Read the original article from Men’s Journal.

It’s late afternoon at Peter Welch’s Gym in South Boston. A couple of boxers methodically work their way around the ring, hitting their trainers’ pads with an unlikely combination of determination and boredom. The after-work crowd has begun arriving and the gym will soon be bustling with the young professionals who come in for the fighter-conditioning class. Pete Welch watches over both the heavy hitters and the dilettantes.

Welch, a 42-year-old native of the hardscrabble neighborhood, has made a nice living for himself by opening his old-school boxing gym to the recent arrivals gentrifying Southie. He doesn’t want the area’s boxing tradition to become nothing more than a great premise for a movie starring one or two Afflecks. He’s committed to the ongoing health of the sport that gave his life its purpose, and if that means opening a gym to cater to fitness buffs, that’s what he’s going to do. The important thing is that he’s bringing his committed boxers to a national audience. Having a TV show helps.

“The Fighters,” about men training at Welch’s gym, is the Discovery Channel’s latest ode to the joys of manhood. And probably its grittiest.

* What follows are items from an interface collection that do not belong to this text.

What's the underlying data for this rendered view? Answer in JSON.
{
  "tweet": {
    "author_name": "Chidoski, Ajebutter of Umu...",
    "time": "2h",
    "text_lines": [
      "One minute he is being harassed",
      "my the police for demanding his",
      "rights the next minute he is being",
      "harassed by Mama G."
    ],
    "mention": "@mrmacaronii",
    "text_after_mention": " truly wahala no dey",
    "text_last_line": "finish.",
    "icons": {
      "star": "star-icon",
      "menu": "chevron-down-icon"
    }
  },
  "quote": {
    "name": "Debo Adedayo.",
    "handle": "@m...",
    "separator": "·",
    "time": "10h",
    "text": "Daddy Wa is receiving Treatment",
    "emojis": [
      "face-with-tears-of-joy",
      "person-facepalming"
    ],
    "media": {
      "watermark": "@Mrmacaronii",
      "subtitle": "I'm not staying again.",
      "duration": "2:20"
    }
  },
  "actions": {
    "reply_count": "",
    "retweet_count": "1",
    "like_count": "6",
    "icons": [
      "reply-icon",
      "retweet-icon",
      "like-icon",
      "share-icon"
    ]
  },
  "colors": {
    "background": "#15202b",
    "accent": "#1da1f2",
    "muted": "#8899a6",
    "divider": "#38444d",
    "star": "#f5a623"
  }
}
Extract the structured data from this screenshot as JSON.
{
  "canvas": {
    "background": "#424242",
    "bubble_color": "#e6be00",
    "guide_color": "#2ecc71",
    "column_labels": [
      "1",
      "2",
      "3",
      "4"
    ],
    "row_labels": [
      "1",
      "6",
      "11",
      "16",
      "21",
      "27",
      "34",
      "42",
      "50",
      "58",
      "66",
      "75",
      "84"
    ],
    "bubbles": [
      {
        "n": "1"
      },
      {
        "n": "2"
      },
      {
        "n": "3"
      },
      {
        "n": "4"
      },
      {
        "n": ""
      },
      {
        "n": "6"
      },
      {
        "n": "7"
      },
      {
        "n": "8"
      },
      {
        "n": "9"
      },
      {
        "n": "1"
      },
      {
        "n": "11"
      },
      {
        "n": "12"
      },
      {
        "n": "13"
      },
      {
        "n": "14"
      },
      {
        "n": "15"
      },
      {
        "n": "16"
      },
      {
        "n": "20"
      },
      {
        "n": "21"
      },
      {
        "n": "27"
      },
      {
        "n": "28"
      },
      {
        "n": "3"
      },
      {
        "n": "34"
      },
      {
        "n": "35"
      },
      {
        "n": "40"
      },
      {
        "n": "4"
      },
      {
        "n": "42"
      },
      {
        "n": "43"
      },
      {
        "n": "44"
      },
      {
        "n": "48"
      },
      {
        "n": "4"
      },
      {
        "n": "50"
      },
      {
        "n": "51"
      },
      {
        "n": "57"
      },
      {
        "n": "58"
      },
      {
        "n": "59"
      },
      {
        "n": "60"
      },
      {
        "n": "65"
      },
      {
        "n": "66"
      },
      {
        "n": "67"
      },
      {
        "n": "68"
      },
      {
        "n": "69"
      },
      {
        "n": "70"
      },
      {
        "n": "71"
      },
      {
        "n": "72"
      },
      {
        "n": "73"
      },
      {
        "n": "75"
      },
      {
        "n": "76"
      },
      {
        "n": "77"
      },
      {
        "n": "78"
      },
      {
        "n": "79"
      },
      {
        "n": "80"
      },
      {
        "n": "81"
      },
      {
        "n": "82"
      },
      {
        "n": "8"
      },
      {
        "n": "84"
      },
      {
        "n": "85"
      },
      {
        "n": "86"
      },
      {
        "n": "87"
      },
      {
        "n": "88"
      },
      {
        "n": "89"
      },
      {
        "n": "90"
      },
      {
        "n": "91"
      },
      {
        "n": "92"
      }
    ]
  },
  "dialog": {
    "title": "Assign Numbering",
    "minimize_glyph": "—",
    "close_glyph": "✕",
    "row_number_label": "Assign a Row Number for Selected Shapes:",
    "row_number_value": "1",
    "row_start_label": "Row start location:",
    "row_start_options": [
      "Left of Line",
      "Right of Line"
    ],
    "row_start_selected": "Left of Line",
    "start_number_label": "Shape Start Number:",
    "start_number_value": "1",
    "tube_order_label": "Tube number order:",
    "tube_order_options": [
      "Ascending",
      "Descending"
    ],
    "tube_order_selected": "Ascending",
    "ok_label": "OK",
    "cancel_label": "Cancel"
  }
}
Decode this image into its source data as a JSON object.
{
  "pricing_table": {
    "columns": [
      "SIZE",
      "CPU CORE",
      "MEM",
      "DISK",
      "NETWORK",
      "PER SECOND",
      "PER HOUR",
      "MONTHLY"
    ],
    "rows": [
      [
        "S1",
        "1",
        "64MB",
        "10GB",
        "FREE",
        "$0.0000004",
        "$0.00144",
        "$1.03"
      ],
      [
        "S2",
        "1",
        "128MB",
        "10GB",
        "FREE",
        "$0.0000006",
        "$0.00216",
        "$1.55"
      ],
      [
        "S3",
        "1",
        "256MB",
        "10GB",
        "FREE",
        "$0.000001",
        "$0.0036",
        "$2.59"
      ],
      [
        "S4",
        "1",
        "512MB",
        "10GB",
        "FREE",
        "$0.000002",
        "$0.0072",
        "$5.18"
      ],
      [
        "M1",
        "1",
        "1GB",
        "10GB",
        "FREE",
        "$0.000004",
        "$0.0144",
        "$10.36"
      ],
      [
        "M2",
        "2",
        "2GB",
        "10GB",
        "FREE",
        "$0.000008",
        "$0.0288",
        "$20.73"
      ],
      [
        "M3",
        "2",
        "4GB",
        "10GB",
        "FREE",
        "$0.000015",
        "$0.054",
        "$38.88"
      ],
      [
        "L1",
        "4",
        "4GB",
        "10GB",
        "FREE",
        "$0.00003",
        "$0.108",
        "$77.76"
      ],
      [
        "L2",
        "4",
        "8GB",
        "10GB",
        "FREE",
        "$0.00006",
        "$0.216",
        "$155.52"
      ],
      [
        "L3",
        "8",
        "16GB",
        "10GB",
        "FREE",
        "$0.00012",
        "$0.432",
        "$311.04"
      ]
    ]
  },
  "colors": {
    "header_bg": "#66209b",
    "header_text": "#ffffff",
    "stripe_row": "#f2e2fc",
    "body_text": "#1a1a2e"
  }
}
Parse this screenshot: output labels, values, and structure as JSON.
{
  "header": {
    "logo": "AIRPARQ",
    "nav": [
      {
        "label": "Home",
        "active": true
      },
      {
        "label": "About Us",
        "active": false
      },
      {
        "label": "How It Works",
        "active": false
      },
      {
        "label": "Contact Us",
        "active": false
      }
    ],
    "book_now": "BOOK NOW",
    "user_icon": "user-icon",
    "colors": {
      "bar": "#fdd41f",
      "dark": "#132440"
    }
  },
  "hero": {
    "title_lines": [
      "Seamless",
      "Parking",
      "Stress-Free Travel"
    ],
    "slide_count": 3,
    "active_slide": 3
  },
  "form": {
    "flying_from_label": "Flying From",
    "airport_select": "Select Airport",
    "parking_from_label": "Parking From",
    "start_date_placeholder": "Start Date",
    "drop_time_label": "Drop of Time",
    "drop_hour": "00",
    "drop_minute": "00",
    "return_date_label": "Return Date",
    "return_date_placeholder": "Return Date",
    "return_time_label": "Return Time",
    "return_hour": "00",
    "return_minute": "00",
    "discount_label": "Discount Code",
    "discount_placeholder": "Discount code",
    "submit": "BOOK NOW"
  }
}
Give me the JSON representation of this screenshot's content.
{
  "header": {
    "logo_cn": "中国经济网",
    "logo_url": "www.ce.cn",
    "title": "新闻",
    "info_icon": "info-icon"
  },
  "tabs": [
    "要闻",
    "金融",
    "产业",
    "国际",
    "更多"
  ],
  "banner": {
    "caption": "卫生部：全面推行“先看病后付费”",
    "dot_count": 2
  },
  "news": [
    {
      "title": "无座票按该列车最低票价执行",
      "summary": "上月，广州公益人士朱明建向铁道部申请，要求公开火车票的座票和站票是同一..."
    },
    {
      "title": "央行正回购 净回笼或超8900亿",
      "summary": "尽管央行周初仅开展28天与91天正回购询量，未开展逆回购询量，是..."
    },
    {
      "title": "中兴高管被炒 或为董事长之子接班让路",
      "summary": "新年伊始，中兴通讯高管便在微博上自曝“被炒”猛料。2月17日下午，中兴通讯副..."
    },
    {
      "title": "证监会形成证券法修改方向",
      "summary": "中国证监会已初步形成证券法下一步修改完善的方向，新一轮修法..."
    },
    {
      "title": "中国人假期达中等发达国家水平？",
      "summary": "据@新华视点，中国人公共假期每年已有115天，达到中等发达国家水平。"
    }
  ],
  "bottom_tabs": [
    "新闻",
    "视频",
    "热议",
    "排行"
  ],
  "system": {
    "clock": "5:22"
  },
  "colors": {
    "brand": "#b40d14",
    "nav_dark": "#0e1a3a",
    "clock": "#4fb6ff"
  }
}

If it weren’t for his own discovery of boxing at a young age, Welch says in a heavy Boston accent, he might have ended up “in Walpole,” where the maximum-security state prison is located. “My buddies would be out drinking at one in the morning,” he says, “and I’d run by them.”

In his fighting days, Welch became friends with a peer named Dana White, who badgered him for information about the local fight scene. “I couldn’t get rid of the guy,” he jokes. Somewhat ironically, White went on to become president of the Ultimate Fighting Championship, the mixed martial arts dynasty that has spent the last decade drawing interest away from boxing. Whether White decided to executive produce “The Fighters” as an act of penance or passion is unclear, but its an old-school fight show pitting amateurs from various Boston gyms against each other.

Boston was once a hub of boxing, notes Tommy Connors, Welch’s lithe 70-year-old trainer who once scored a record-setting knockout at the old Boston Garden, flooring his opponent at the three-second mark of the first round. The Garden, he reminds a visitor, was originally built (like New York’s Madison Square Garden) for major boxing events. That was, Welch is quick to point out, back before the promoters showed up. “When the Mob ran it,” he adds, “it was probably more organized and healthy.” He wants to get back to that place by replacing enforcers with boom operators.

“This is a neighborhood sport,” Welch says. “That’s the bottom line…. You can’t influence all the people, but I know what means the world to me.”